**Instructions for the task:** Lines below containing the word "Hello" should be copied out.

**Exercise data:**
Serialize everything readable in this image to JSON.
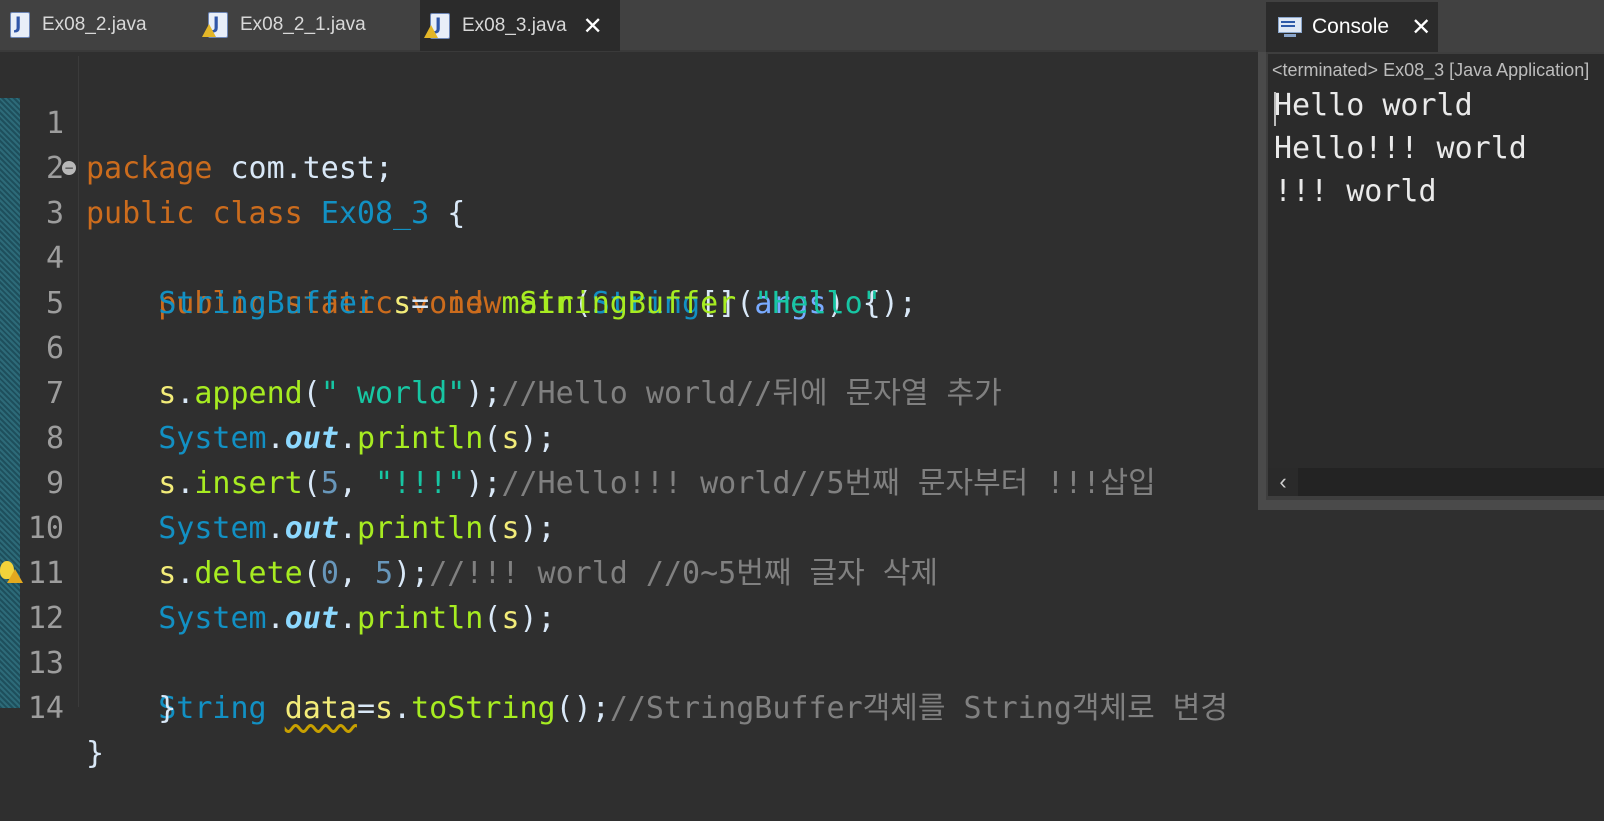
{
  "editor": {
    "tabs": [
      {
        "label": "Ex08_2.java",
        "warning": false,
        "active": false
      },
      {
        "label": "Ex08_2_1.java",
        "warning": true,
        "active": false
      },
      {
        "label": "Ex08_3.java",
        "warning": true,
        "active": true
      }
    ],
    "close_glyph": "✕",
    "lines": [
      {
        "n": "1"
      },
      {
        "n": "2"
      },
      {
        "n": "3"
      },
      {
        "n": "4"
      },
      {
        "n": "5"
      },
      {
        "n": "6"
      },
      {
        "n": "7"
      },
      {
        "n": "8"
      },
      {
        "n": "9"
      },
      {
        "n": "10"
      },
      {
        "n": "11"
      },
      {
        "n": "12"
      },
      {
        "n": "13"
      },
      {
        "n": "14"
      }
    ],
    "code": {
      "l1": {
        "kw": "package",
        "rest": " com.test;"
      },
      "l2": {
        "kw1": "public",
        "kw2": "class",
        "cls": "Ex08_3",
        "rest": " {"
      },
      "l3": {
        "kw1": "public",
        "kw2": "static",
        "kw3": "void",
        "fn": "main",
        "p1": "(",
        "ty": "String",
        "p2": "[] ",
        "arg": "args",
        "p3": ") {"
      },
      "l4": {
        "ty1": "StringBuffer",
        "var": "s",
        "op": "= ",
        "kw": "new",
        "ty2": "StringBuffer",
        "p1": "(",
        "str": "\"Hello\"",
        "p2": ");"
      },
      "l6": {
        "var": "s",
        "dot": ".",
        "fn": "append",
        "p1": "(",
        "str": "\" world\"",
        "p2": ");",
        "cm": "//Hello world//뒤에 문자열 추가"
      },
      "l7": {
        "ty": "System",
        "dot1": ".",
        "fd": "out",
        "dot2": ".",
        "fn": "println",
        "p1": "(",
        "var": "s",
        "p2": ");"
      },
      "l8": {
        "var": "s",
        "dot": ".",
        "fn": "insert",
        "p1": "(",
        "num": "5",
        "comma": ", ",
        "str": "\"!!!\"",
        "p2": ");",
        "cm": "//Hello!!! world//5번째 문자부터 !!!삽입"
      },
      "l9": {
        "ty": "System",
        "dot1": ".",
        "fd": "out",
        "dot2": ".",
        "fn": "println",
        "p1": "(",
        "var": "s",
        "p2": ");"
      },
      "l10": {
        "var": "s",
        "dot": ".",
        "fn": "delete",
        "p1": "(",
        "num1": "0",
        "comma": ", ",
        "num2": "5",
        "p2": ");",
        "cm": "//!!! world //0~5번째 글자 삭제"
      },
      "l11": {
        "ty": "System",
        "dot1": ".",
        "fd": "out",
        "dot2": ".",
        "fn": "println",
        "p1": "(",
        "var": "s",
        "p2": ");"
      },
      "l12": {
        "ty": "String",
        "var": "data",
        "op": "=",
        "var2": "s",
        "dot": ".",
        "fn": "toString",
        "p2": "();",
        "cm": "//StringBuffer객체를 String객체로 변경"
      },
      "l13": {
        "brace": "}"
      },
      "l14": {
        "brace": "}"
      }
    }
  },
  "console": {
    "tab_label": "Console",
    "status": "<terminated> Ex08_3 [Java Application]",
    "output": [
      "Hello world",
      "Hello!!! world",
      "!!! world"
    ],
    "scroll_left_glyph": "‹"
  }
}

**Reply to the task:**
        "str": "\"Hello\"",
        "cm": "//Hello world//뒤에 문자열 추가"
        "cm": "//Hello!!! world//5번째 문자부터 !!!삽입"
      "Hello world",
      "Hello!!! world",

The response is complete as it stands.